**Assignment**
Please make an exact copy of the listing, without the pictures.

______________________________

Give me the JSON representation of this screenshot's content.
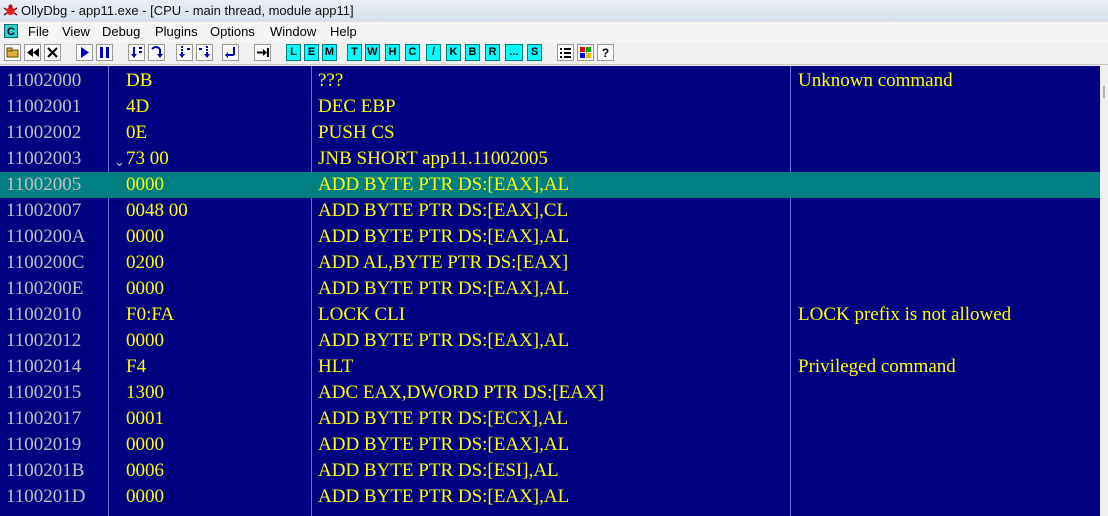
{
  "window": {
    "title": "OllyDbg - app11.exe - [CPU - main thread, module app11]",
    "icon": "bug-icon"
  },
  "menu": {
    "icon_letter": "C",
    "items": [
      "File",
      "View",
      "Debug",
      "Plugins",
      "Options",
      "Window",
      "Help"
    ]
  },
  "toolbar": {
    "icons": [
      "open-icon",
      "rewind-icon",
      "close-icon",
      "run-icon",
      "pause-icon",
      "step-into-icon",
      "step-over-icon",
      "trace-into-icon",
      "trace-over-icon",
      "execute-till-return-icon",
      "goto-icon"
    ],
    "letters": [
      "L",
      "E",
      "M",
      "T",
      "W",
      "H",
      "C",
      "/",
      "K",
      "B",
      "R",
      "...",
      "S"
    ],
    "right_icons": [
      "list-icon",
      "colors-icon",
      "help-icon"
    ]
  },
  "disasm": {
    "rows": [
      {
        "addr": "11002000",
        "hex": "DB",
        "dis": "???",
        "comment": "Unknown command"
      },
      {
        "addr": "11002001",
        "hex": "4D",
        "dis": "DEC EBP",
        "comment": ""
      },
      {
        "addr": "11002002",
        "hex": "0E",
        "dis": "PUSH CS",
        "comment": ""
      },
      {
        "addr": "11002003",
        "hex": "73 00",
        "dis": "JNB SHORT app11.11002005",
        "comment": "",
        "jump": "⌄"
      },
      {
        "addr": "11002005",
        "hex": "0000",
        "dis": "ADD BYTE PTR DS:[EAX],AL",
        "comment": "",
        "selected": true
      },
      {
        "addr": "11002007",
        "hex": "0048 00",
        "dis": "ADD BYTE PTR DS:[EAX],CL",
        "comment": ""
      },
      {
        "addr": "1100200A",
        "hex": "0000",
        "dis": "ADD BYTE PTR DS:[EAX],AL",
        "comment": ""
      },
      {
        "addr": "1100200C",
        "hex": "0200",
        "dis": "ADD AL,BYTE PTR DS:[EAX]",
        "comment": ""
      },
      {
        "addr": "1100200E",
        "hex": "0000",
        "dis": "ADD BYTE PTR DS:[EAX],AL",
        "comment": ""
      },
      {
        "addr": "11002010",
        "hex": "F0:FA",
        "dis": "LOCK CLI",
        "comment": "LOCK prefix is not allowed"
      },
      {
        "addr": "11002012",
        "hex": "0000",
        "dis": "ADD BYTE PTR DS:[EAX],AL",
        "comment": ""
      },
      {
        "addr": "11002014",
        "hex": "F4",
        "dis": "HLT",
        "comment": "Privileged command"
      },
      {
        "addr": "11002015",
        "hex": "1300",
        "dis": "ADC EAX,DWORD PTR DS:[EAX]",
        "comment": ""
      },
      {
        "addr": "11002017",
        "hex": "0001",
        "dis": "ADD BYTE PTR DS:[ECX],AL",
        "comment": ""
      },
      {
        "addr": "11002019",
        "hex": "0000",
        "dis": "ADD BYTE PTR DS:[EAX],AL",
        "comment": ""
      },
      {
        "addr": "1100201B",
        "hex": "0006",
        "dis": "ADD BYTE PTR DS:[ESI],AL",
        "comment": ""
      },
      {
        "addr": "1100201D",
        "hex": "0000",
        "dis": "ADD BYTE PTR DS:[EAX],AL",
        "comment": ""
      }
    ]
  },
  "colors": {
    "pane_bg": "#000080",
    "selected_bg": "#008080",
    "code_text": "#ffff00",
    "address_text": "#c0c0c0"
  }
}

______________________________

**Answer section**
Give me the JSON representation of this screenshot's content.
{
  "window": {
    "title": "OllyDbg - app11.exe - [CPU - main thread, module app11]",
    "icon": "bug-icon"
  },
  "menu": {
    "icon_letter": "C",
    "items": [
      "File",
      "View",
      "Debug",
      "Plugins",
      "Options",
      "Window",
      "Help"
    ]
  },
  "toolbar": {
    "icons": [
      "open-icon",
      "rewind-icon",
      "close-icon",
      "run-icon",
      "pause-icon",
      "step-into-icon",
      "step-over-icon",
      "trace-into-icon",
      "trace-over-icon",
      "execute-till-return-icon",
      "goto-icon"
    ],
    "letters": [
      "L",
      "E",
      "M",
      "T",
      "W",
      "H",
      "C",
      "/",
      "K",
      "B",
      "R",
      "...",
      "S"
    ],
    "right_icons": [
      "list-icon",
      "colors-icon",
      "help-icon"
    ]
  },
  "disasm": {
    "rows": [
      {
        "addr": "11002000",
        "hex": "DB",
        "dis": "???",
        "comment": "Unknown command"
      },
      {
        "addr": "11002001",
        "hex": "4D",
        "dis": "DEC EBP",
        "comment": ""
      },
      {
        "addr": "11002002",
        "hex": "0E",
        "dis": "PUSH CS",
        "comment": ""
      },
      {
        "addr": "11002003",
        "hex": "73 00",
        "dis": "JNB SHORT app11.11002005",
        "comment": "",
        "jump": "⌄"
      },
      {
        "addr": "11002005",
        "hex": "0000",
        "dis": "ADD BYTE PTR DS:[EAX],AL",
        "comment": "",
        "selected": true
      },
      {
        "addr": "11002007",
        "hex": "0048 00",
        "dis": "ADD BYTE PTR DS:[EAX],CL",
        "comment": ""
      },
      {
        "addr": "1100200A",
        "hex": "0000",
        "dis": "ADD BYTE PTR DS:[EAX],AL",
        "comment": ""
      },
      {
        "addr": "1100200C",
        "hex": "0200",
        "dis": "ADD AL,BYTE PTR DS:[EAX]",
        "comment": ""
      },
      {
        "addr": "1100200E",
        "hex": "0000",
        "dis": "ADD BYTE PTR DS:[EAX],AL",
        "comment": ""
      },
      {
        "addr": "11002010",
        "hex": "F0:FA",
        "dis": "LOCK CLI",
        "comment": "LOCK prefix is not allowed"
      },
      {
        "addr": "11002012",
        "hex": "0000",
        "dis": "ADD BYTE PTR DS:[EAX],AL",
        "comment": ""
      },
      {
        "addr": "11002014",
        "hex": "F4",
        "dis": "HLT",
        "comment": "Privileged command"
      },
      {
        "addr": "11002015",
        "hex": "1300",
        "dis": "ADC EAX,DWORD PTR DS:[EAX]",
        "comment": ""
      },
      {
        "addr": "11002017",
        "hex": "0001",
        "dis": "ADD BYTE PTR DS:[ECX],AL",
        "comment": ""
      },
      {
        "addr": "11002019",
        "hex": "0000",
        "dis": "ADD BYTE PTR DS:[EAX],AL",
        "comment": ""
      },
      {
        "addr": "1100201B",
        "hex": "0006",
        "dis": "ADD BYTE PTR DS:[ESI],AL",
        "comment": ""
      },
      {
        "addr": "1100201D",
        "hex": "0000",
        "dis": "ADD BYTE PTR DS:[EAX],AL",
        "comment": ""
      }
    ]
  },
  "colors": {
    "pane_bg": "#000080",
    "selected_bg": "#008080",
    "code_text": "#ffff00",
    "address_text": "#c0c0c0"
  }
}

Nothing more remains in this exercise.